=== The problem ===
Extract all of the entries and give them again, word for word.

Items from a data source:
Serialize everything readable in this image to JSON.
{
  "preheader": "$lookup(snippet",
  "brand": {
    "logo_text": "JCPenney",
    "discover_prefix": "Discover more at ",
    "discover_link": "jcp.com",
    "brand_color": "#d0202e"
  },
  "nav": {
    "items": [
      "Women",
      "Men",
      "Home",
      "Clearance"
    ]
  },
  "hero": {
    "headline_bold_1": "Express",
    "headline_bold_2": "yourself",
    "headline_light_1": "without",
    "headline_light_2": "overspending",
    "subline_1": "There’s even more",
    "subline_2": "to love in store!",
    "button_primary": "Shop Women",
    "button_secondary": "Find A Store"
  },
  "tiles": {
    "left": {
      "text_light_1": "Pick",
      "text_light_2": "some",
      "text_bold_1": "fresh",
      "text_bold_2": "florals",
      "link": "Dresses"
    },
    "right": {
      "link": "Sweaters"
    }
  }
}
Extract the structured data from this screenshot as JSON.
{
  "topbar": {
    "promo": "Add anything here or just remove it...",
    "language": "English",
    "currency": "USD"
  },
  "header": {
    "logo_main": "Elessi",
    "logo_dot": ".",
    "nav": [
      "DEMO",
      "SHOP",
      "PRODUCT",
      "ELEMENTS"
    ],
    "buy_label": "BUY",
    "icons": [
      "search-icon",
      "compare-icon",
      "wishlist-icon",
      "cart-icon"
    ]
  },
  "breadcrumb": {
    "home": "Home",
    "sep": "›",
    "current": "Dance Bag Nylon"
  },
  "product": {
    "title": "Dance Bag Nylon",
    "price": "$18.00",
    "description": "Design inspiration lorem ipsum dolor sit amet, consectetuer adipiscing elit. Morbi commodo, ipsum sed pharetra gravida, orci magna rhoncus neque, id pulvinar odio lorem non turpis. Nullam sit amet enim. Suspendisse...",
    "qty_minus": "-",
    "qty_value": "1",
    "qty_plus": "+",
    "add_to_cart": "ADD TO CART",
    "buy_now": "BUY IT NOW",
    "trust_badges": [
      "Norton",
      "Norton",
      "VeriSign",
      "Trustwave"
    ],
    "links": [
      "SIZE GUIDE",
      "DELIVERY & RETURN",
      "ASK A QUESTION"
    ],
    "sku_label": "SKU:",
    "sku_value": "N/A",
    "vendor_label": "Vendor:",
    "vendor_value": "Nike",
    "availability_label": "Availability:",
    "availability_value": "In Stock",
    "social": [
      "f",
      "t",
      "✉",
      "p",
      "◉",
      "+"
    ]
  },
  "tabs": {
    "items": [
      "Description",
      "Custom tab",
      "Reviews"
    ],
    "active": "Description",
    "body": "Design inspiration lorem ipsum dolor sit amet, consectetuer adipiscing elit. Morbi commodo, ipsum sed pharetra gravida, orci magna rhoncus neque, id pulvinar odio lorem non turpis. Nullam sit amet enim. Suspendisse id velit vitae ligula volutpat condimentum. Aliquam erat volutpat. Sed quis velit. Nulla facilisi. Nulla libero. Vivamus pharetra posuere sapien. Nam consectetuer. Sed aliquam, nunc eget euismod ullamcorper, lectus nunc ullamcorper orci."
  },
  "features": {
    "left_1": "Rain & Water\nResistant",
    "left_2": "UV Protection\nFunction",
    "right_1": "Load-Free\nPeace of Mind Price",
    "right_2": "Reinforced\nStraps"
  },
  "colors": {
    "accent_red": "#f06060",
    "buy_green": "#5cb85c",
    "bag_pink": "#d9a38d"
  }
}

=== Exercise answer ===
Serialize everything readable in this image to JSON.
{
  "preheader": "$lookup(snippet",
  "brand": {
    "logo_text": "JCPenney",
    "discover_prefix": "Discover more at ",
    "discover_link": "jcp.com",
    "brand_color": "#d0202e"
  },
  "nav": {
    "items": [
      "Women",
      "Men",
      "Home",
      "Clearance"
    ]
  },
  "hero": {
    "headline_bold_1": "Express",
    "headline_bold_2": "yourself",
    "headline_light_1": "without",
    "headline_light_2": "overspending",
    "subline_1": "There’s even more",
    "subline_2": "to love in store!",
    "button_primary": "Shop Women",
    "button_secondary": "Find A Store"
  },
  "tiles": {
    "left": {
      "text_light_1": "Pick",
      "text_light_2": "some",
      "text_bold_1": "fresh",
      "text_bold_2": "florals",
      "link": "Dresses"
    },
    "right": {
      "link": "Sweaters"
    }
  }
}
Extract the structured data from this screenshot as JSON.
{
  "topbar": {
    "promo": "Add anything here or just remove it...",
    "language": "English",
    "currency": "USD"
  },
  "header": {
    "logo_main": "Elessi",
    "logo_dot": ".",
    "nav": [
      "DEMO",
      "SHOP",
      "PRODUCT",
      "ELEMENTS"
    ],
    "buy_label": "BUY",
    "icons": [
      "search-icon",
      "compare-icon",
      "wishlist-icon",
      "cart-icon"
    ]
  },
  "breadcrumb": {
    "home": "Home",
    "sep": "›",
    "current": "Dance Bag Nylon"
  },
  "product": {
    "title": "Dance Bag Nylon",
    "price": "$18.00",
    "description": "Design inspiration lorem ipsum dolor sit amet, consectetuer adipiscing elit. Morbi commodo, ipsum sed pharetra gravida, orci magna rhoncus neque, id pulvinar odio lorem non turpis. Nullam sit amet enim. Suspendisse...",
    "qty_minus": "-",
    "qty_value": "1",
    "qty_plus": "+",
    "add_to_cart": "ADD TO CART",
    "buy_now": "BUY IT NOW",
    "trust_badges": [
      "Norton",
      "Norton",
      "VeriSign",
      "Trustwave"
    ],
    "links": [
      "SIZE GUIDE",
      "DELIVERY & RETURN",
      "ASK A QUESTION"
    ],
    "sku_label": "SKU:",
    "sku_value": "N/A",
    "vendor_label": "Vendor:",
    "vendor_value": "Nike",
    "availability_label": "Availability:",
    "availability_value": "In Stock",
    "social": [
      "f",
      "t",
      "✉",
      "p",
      "◉",
      "+"
    ]
  },
  "tabs": {
    "items": [
      "Description",
      "Custom tab",
      "Reviews"
    ],
    "active": "Description",
    "body": "Design inspiration lorem ipsum dolor sit amet, consectetuer adipiscing elit. Morbi commodo, ipsum sed pharetra gravida, orci magna rhoncus neque, id pulvinar odio lorem non turpis. Nullam sit amet enim. Suspendisse id velit vitae ligula volutpat condimentum. Aliquam erat volutpat. Sed quis velit. Nulla facilisi. Nulla libero. Vivamus pharetra posuere sapien. Nam consectetuer. Sed aliquam, nunc eget euismod ullamcorper, lectus nunc ullamcorper orci."
  },
  "features": {
    "left_1": "Rain & Water\nResistant",
    "left_2": "UV Protection\nFunction",
    "right_1": "Load-Free\nPeace of Mind Price",
    "right_2": "Reinforced\nStraps"
  },
  "colors": {
    "accent_red": "#f06060",
    "buy_green": "#5cb85c",
    "bag_pink": "#d9a38d"
  }
}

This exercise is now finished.